Though autonomous driving -- or rather, the promise of it -- has been making headlines for years, 2016 might go down as the year the auto industry got self-driving religion. The year that nearly every big automaker, as well as some other notable industry players, decided autonomous driving is a matter of "when" rather than "if," and that they needed a serious strategy to guarantee they aren't caught flat-footed.
This of course doesn't assure the efforts of newer entrants will pan out. It's entirely possible that a decade from now, self-driving pioneer Alphabet (GOOGL - Get Report) will have a role in the autonomous driving market similar to the one Intel (INTC - Get Report) and Microsoft (MSFT - Get Report) have long held in the PC industry.
Working in Alphabet's favor: The company launched its self-driving car project roughly a decade ago with the help of some very smart Stanford and Carnegie Mellon engineers, and since then, its cars have logged more than 1.5 million miles in autonomous mode in California, Texas, Arizona and elsewhere. That's given Alphabet a big lead in collecting real-world info on how self-driving cars function, one that could grow further as more miles are logged.
The Google parent has also made big investments in Lidar and other technologies used by its prototype cars to understand the world around them, and in algorithms that decide how a car should act in various situations. Google's broader investments in machine learning help out with the latter.
Alphabet has insisted it has little interest in being a fully-fledged automaker, but rather wants to act as a technology supplier to existing ones. For now, the company has a goal of bringing self-driving cars to market by 2020.
It's unlikely Tesla Motors (TSLA - Get Report) will be one of Alphabet's partners: Elon Musk's company has arguably made bigger strides towards autonomous driving than any other existing automaker, courtesy of the well-received Autopilot features supported by its Model S sedan and Model X SUV. In addition, Autopilot use is helping Tesla narrow Alphabet's driving data lead.

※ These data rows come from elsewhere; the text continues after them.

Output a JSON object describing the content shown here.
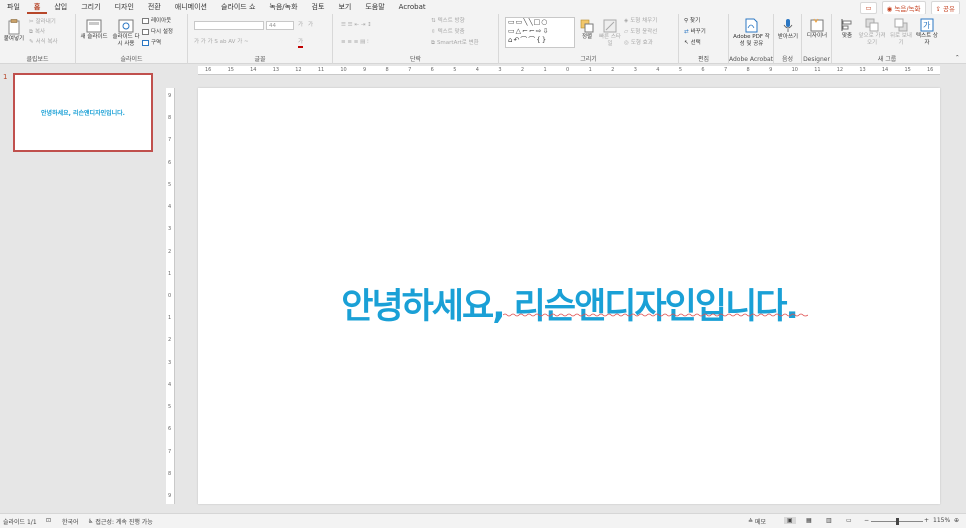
{
  "tabs": [
    "파일",
    "홈",
    "삽입",
    "그리기",
    "디자인",
    "전환",
    "애니메이션",
    "슬라이드 쇼",
    "녹음/녹화",
    "검토",
    "보기",
    "도움말",
    "Acrobat"
  ],
  "active_tab": "홈",
  "tab_right": {
    "record": "녹음/녹화",
    "share": "공유"
  },
  "ribbon": {
    "clipboard": {
      "label": "클립보드",
      "paste": "붙여넣기",
      "cut": "잘라내기",
      "copy": "복사",
      "format_painter": "서식 복사"
    },
    "slides": {
      "label": "슬라이드",
      "new_slide": "새 슬라이드",
      "reuse_slide": "슬라이드 다시 사용",
      "layout": "레이아웃",
      "reset": "다시 설정",
      "section": "구역"
    },
    "font": {
      "label": "글꼴",
      "size_placeholder": "44",
      "grow": "가",
      "shrink": "가",
      "styles": "가 가 가 S ab AV 가 ~"
    },
    "paragraph": {
      "label": "단락",
      "text_direction": "텍스트 방향",
      "align_text": "텍스트 맞춤",
      "smartart": "SmartArt로 변환"
    },
    "drawing": {
      "label": "그리기",
      "arrange": "정렬",
      "quick_styles": "빠른 스타일",
      "shape_fill": "도형 채우기",
      "shape_outline": "도형 윤곽선",
      "shape_effects": "도형 효과",
      "shapes_gallery": "▭▭╲╲□○\n▭△⌐⌐⇨⇩\n⌂↶⌒⌒{}"
    },
    "editing": {
      "label": "편집",
      "find": "찾기",
      "replace": "바꾸기",
      "select": "선택"
    },
    "acrobat": {
      "label": "Adobe Acrobat",
      "create_pdf": "Adobe PDF 작성 및 공유"
    },
    "voice": {
      "label": "음성",
      "dictate": "받아쓰기"
    },
    "designer": {
      "label": "Designer",
      "designer": "디자이너"
    },
    "new_group": {
      "label": "새 그룹",
      "align": "맞춤",
      "bring_forward": "앞으로 가져오기",
      "send_backward": "뒤로 보내기",
      "textbox": "텍스트 상자"
    }
  },
  "thumbnail": {
    "number": "1",
    "text": "안녕하세요, 리슨앤디자인입니다."
  },
  "hruler": [
    "16",
    "15",
    "14",
    "13",
    "12",
    "11",
    "10",
    "9",
    "8",
    "7",
    "6",
    "5",
    "4",
    "3",
    "2",
    "1",
    "0",
    "1",
    "2",
    "3",
    "4",
    "5",
    "6",
    "7",
    "8",
    "9",
    "10",
    "11",
    "12",
    "13",
    "14",
    "15",
    "16"
  ],
  "vruler": [
    "9",
    "8",
    "7",
    "6",
    "5",
    "4",
    "3",
    "2",
    "1",
    "0",
    "1",
    "2",
    "3",
    "4",
    "5",
    "6",
    "7",
    "8",
    "9"
  ],
  "slide": {
    "text": "안녕하세요, 리슨앤디자인입니다.",
    "text_color": "#1aa0d6"
  },
  "status": {
    "slide_count": "슬라이드 1/1",
    "language": "한국어",
    "accessibility": "접근성: 계속 진행 가능",
    "notes": "메모",
    "zoom": "115%"
  },
  "colors": {
    "accent": "#b7472a",
    "slide_text": "#1aa0d6"
  }
}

On Wednesday, Musk promised that "major improvements" to Autopilot's software will soon be announced, and -- with the caveat that Tesla has often missed deadlines for launching new products -- said in December 2015 his company is two years away from providing fully self-driving cars. Autopilot uses a mixture of cameras, radar and ultrasonic sensors.
Working in Alphabet and Tesla's favor as they try to stay ahead of auto industry giants: Both companies have long had a knack for hiring elite engineering talent. For many a talented engineer, the allure (and quite possibly also the financial payoff) of working for Google or Tesla remains much greater than that of working for, say, GM or Mercedes-Benz.
Still, the list of companies devoting huge resources to autonomous driving is a lot higher than it was a year ago. Ford (F - Get Report) recently proclaimed it wants to bring a self-driving car to market by 2021 -- the product will target ride-sharing fleets -- and announced a string of acquisitions and investments meant to help realize that ambitious goal. BMW announced last month it also wants to launch an autonomous car in five years, and that Intel and top advanced driver-assistance system (ADAS) processor vendor Mobileye (MBLY) will aid its efforts.
Mobileye is also working with auto parts giant Delphi (DLPH - Get Report) to create an off-the-shelf self-driving system for third parties by 2019. The investments made by Mobileye over the years in computer vision algorithms for its ADAS processors, along with the data taken in by those processors, could help it play catch-up.
Then there's Uber, which has been experimenting with self-driving cars for a while but recently dialed up its efforts: This month, the company bought self-driving trucking startup Otto for $680 million, and announced a $300 million partnership with Volvo to field self-driving cars by (drumroll...) 2021.
In an interview following the Otto deal, Uber chief Travis Kalanick underscored the seriousness of his company's self-driving push by declaring the technology to be an existential threat, should a third party deliver superior offerings to power its own ride-sharing fleets. Analyst Ben Thompson observes the routing algorithms Uber has developed for its fleets of human drivers could be a big competitive advantage once autonomous ride-sharing fleets become a reality.
Baidu (BIDU - Get Report) is a notable dark horse: The Chinese search giant just showed off a new self-driving car prototype, and has been doing road test for its self-driving systems via modified BMWs. Like Google and Tesla, Baidu has a history of recruiting elite engineering talent. It also has the backing of a Chinese government that's actively supporting local self-driving car projects.
Last but not least, there's Apple (AAPL - Get Report) , whose widely reported electric car initiative is believed to include autonomous driving investments. Bloomberg reported in July Apple's project, codenamed Titan, is now "prioritizing the development of an autonomous driving system," thus leaving the company's options open if it decides to partner with an existing automaker.
Needless to say, the race to commercialize self-driving cars is still in its early innings. Chances are bringing cars to market that can fully take over for humans will be much tougher than creating ones that can often do so, as Tesla has done.
That could give Uber, Mobileye, Apple and the rest a decent amount of time to catch up to Alphabet and Tesla. But it still won't be easy.